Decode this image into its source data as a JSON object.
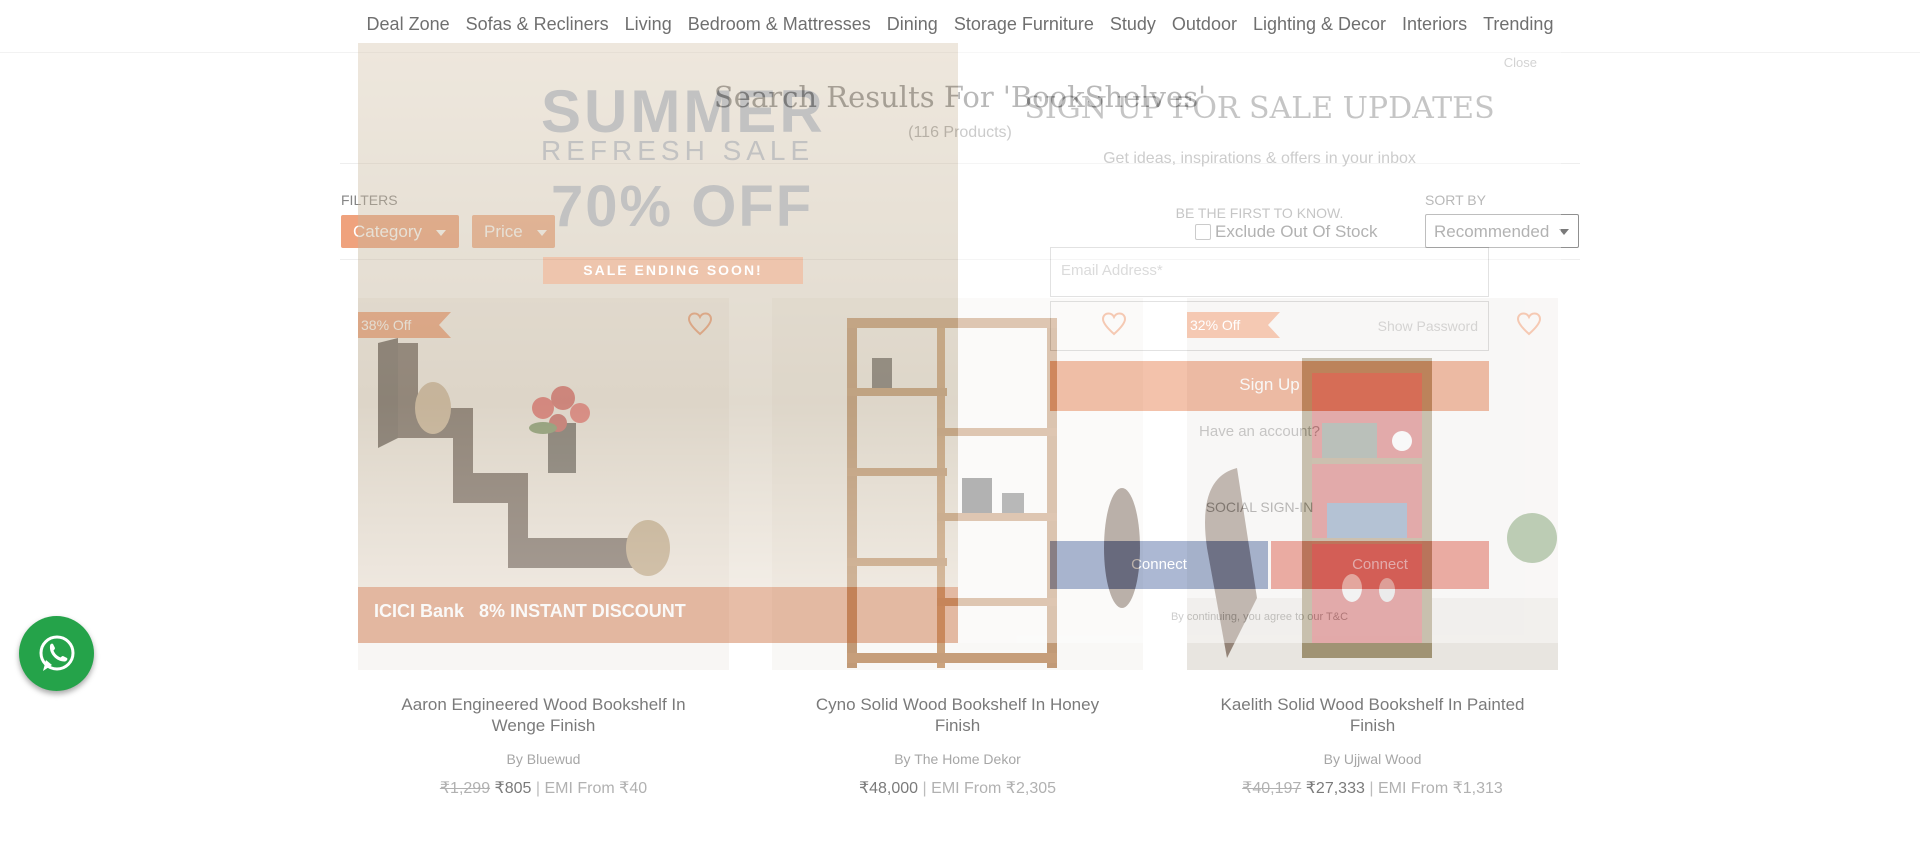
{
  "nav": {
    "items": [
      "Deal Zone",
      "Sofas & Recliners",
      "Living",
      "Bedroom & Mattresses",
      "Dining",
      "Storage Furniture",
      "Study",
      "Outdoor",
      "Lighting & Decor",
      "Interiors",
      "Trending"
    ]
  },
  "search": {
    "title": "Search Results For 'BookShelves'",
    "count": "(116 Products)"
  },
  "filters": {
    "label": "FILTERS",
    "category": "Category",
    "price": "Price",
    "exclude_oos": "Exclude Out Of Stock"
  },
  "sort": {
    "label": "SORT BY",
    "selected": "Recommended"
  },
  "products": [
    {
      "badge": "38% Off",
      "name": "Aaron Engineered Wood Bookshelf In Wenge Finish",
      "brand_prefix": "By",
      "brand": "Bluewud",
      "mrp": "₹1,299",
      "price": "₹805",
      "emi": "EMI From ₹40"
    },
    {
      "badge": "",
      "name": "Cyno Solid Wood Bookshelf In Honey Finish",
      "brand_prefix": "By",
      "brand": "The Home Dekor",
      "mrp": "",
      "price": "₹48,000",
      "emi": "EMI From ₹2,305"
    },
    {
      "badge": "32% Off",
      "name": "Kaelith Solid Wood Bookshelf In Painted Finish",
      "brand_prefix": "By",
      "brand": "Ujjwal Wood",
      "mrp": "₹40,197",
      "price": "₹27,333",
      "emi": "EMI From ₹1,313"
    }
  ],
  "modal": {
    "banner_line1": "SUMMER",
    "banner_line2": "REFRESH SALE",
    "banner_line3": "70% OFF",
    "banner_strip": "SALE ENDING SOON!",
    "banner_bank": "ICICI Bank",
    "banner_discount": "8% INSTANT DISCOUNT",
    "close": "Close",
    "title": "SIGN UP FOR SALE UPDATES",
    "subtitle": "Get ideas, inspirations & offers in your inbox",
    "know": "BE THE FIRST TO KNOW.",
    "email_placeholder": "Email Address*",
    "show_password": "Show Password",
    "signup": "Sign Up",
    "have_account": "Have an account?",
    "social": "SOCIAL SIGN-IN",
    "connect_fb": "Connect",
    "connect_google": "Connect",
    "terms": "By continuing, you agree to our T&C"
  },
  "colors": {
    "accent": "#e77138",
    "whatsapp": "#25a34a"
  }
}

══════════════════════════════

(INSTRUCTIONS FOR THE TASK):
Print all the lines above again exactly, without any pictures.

(EXERCISE ANSWER):
Decode this image into its source data as a JSON object.
{
  "nav": {
    "items": [
      "Deal Zone",
      "Sofas & Recliners",
      "Living",
      "Bedroom & Mattresses",
      "Dining",
      "Storage Furniture",
      "Study",
      "Outdoor",
      "Lighting & Decor",
      "Interiors",
      "Trending"
    ]
  },
  "search": {
    "title": "Search Results For 'BookShelves'",
    "count": "(116 Products)"
  },
  "filters": {
    "label": "FILTERS",
    "category": "Category",
    "price": "Price",
    "exclude_oos": "Exclude Out Of Stock"
  },
  "sort": {
    "label": "SORT BY",
    "selected": "Recommended"
  },
  "products": [
    {
      "badge": "38% Off",
      "name": "Aaron Engineered Wood Bookshelf In Wenge Finish",
      "brand_prefix": "By",
      "brand": "Bluewud",
      "mrp": "₹1,299",
      "price": "₹805",
      "emi": "EMI From ₹40"
    },
    {
      "badge": "",
      "name": "Cyno Solid Wood Bookshelf In Honey Finish",
      "brand_prefix": "By",
      "brand": "The Home Dekor",
      "mrp": "",
      "price": "₹48,000",
      "emi": "EMI From ₹2,305"
    },
    {
      "badge": "32% Off",
      "name": "Kaelith Solid Wood Bookshelf In Painted Finish",
      "brand_prefix": "By",
      "brand": "Ujjwal Wood",
      "mrp": "₹40,197",
      "price": "₹27,333",
      "emi": "EMI From ₹1,313"
    }
  ],
  "modal": {
    "banner_line1": "SUMMER",
    "banner_line2": "REFRESH SALE",
    "banner_line3": "70% OFF",
    "banner_strip": "SALE ENDING SOON!",
    "banner_bank": "ICICI Bank",
    "banner_discount": "8% INSTANT DISCOUNT",
    "close": "Close",
    "title": "SIGN UP FOR SALE UPDATES",
    "subtitle": "Get ideas, inspirations & offers in your inbox",
    "know": "BE THE FIRST TO KNOW.",
    "email_placeholder": "Email Address*",
    "show_password": "Show Password",
    "signup": "Sign Up",
    "have_account": "Have an account?",
    "social": "SOCIAL SIGN-IN",
    "connect_fb": "Connect",
    "connect_google": "Connect",
    "terms": "By continuing, you agree to our T&C"
  },
  "colors": {
    "accent": "#e77138",
    "whatsapp": "#25a34a"
  }
}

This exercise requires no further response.